Category: Automation and High-Throughput Technologies
While linear multichannel pipets enable many established assays, they do not support analytical tools with customized liquid holding geometries, specifically paper-based microfluidic devices. Existing tools for automated liquid handling, including robots and other commercial dispensers, are prohibitively expensive and highly specialized. Developers of paper diagnostics require volumetric tools that are modular, inexpensive, and ergonomic. We have developed a novel multichannel air displacement pipet with reconfigurable channels for customized, non-standard liquid handling applications. Using custom pipets, complex paper-based microfluidic devices can be fabricated without requiring multiple, time-consuming motions with a single-channel pipet or device designs limited to the configurations of traditional multichannel pipets. We created this tool by modifying a commercial 8-channel pipet using machined and 3D-printed components, and created pipets with unique 3, 4, 5, and 8-channel tip geometries to demonstrate our approach. We establish the quantitative capabilities of our tool by comparing its performance to that of a calibrated, single-channel pipet in volume delivery experiments. For our reconfigured three-channel pipet, the average accuracy and coefficient of variation for all channels were 98.1% and 4.9%, respectively. We used the two one-sided test to demonstrate that our reconfigured pipet is practically equivalent to a standard pipet within 5% of its nominal volume. This equivalence was maintained in paper-based glucose assays prepared using reconfigured and standard pipets. Our cost-effective reconfigurable pipet platform supports the advancement of custom analytical tools with non-standard liquid handling requirements and provides an ergonomic alternative to commercial equipment for developers of paper-based microfluidic devices.

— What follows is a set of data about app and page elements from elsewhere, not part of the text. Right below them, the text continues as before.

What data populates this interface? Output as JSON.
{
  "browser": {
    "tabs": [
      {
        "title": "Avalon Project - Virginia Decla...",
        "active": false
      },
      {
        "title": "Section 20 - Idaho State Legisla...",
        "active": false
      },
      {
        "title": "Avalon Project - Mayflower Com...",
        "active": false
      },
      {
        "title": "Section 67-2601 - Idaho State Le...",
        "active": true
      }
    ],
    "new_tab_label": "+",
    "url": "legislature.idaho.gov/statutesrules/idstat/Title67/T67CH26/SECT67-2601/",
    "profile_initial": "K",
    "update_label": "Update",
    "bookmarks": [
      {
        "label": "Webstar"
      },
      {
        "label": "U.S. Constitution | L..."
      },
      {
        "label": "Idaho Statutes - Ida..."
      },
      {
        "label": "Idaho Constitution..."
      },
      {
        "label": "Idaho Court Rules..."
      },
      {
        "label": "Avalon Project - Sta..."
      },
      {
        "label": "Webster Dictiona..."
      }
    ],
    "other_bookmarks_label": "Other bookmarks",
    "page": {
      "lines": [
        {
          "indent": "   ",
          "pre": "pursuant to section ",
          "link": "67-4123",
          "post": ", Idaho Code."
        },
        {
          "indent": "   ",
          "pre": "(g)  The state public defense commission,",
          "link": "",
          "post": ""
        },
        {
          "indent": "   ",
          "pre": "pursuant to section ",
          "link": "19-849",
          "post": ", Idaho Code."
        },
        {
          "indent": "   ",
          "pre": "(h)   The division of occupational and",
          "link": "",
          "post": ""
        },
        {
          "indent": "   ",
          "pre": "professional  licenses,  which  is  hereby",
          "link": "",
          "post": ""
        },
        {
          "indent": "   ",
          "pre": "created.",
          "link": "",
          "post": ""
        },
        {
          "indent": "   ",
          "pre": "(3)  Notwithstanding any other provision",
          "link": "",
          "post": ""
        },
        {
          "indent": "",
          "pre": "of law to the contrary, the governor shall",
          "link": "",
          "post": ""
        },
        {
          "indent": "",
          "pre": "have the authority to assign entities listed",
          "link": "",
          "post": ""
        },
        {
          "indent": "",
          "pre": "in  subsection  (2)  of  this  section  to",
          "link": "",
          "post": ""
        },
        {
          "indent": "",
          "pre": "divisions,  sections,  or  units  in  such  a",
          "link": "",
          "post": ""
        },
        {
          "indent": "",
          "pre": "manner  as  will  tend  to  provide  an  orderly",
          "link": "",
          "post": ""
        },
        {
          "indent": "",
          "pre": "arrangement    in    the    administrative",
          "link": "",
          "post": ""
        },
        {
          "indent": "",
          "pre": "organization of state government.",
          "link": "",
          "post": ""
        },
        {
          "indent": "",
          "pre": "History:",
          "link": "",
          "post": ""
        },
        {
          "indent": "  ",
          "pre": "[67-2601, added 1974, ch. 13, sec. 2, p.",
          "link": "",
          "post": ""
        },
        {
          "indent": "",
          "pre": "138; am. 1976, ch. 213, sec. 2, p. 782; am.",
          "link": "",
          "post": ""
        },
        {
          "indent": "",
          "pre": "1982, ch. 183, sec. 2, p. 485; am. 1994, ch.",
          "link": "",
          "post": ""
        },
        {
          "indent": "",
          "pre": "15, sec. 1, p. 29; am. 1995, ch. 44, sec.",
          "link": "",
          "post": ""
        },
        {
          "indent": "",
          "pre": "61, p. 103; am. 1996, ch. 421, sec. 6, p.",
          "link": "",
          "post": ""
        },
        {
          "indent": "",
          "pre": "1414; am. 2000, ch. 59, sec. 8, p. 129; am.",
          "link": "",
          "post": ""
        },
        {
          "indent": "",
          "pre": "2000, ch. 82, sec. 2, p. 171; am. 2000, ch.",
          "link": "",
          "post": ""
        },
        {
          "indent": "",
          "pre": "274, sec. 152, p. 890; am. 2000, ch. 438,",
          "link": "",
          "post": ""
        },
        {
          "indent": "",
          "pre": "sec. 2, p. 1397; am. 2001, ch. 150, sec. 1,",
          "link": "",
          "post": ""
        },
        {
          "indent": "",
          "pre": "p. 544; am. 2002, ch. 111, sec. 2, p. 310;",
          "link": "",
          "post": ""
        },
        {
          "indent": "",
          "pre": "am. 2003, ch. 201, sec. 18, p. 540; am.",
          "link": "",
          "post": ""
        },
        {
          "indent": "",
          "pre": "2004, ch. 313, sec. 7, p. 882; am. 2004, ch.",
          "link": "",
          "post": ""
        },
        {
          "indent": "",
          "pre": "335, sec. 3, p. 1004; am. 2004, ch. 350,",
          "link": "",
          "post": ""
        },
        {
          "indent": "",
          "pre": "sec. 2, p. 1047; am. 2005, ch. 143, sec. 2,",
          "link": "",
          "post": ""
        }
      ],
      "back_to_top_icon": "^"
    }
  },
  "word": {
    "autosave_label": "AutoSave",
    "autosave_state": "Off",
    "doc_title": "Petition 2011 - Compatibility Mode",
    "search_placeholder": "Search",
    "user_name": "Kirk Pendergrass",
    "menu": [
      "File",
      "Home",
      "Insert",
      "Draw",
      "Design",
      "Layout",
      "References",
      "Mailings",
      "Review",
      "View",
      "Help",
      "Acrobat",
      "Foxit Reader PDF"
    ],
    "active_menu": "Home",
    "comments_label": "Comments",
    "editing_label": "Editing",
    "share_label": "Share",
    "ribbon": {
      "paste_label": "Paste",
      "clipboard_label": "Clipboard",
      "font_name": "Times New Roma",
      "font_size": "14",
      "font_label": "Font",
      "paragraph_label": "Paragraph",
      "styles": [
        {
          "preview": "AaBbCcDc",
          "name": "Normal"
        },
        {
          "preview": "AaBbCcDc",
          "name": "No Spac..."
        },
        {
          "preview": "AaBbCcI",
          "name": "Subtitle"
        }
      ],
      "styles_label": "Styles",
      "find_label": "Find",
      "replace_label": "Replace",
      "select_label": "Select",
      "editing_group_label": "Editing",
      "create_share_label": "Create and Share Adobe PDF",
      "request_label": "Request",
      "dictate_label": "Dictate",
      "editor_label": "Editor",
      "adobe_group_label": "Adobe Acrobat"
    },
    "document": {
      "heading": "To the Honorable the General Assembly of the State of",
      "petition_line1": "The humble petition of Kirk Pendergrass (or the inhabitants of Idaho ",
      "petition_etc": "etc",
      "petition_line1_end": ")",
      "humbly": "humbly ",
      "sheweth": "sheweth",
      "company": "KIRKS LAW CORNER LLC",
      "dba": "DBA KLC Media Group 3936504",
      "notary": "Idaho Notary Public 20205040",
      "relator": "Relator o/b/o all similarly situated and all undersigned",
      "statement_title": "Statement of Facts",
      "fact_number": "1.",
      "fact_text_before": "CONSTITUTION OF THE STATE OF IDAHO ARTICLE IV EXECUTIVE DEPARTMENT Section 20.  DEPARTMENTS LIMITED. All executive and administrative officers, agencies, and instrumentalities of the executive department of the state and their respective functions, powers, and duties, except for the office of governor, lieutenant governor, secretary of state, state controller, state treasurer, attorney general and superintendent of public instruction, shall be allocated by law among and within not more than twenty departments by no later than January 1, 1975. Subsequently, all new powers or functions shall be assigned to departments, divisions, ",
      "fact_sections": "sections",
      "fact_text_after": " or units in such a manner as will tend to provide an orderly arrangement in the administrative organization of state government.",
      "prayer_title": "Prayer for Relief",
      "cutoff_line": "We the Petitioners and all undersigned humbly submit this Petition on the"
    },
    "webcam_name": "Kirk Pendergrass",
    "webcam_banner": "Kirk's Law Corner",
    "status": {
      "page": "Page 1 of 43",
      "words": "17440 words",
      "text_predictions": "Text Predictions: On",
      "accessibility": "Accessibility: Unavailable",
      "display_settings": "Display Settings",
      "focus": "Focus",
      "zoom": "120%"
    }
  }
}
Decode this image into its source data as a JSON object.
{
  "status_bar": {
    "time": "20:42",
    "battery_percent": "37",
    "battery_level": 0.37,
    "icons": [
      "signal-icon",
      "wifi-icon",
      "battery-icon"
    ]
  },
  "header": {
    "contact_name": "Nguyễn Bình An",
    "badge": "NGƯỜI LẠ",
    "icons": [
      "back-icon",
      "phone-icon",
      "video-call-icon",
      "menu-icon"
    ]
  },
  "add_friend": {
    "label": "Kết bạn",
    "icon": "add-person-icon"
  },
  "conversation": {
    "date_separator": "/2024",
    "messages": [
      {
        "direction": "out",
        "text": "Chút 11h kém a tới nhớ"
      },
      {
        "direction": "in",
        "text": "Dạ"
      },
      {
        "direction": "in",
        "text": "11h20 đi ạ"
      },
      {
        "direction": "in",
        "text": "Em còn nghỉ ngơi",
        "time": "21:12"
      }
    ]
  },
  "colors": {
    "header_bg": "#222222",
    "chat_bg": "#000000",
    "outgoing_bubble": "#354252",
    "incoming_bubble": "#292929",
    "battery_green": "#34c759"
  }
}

Daniel Wilson– Graduate Student, Tufts University, Medford, MA
Daniel Wilson is a fourth year graduate student in the research group of Professor Charles R. Mace in the Department of Chemistry at Tufts University. He is a former recipient of a U.S. Department of Education GAANN fellowship. He graduated from the University of Rhode Island in 2014 with a B.A. in Chemistry and B.A. in Secondary Education. His research interests include instrument development, bioanalytical chemistry, low-cost diagnostics, and diagnostic device manufacturing.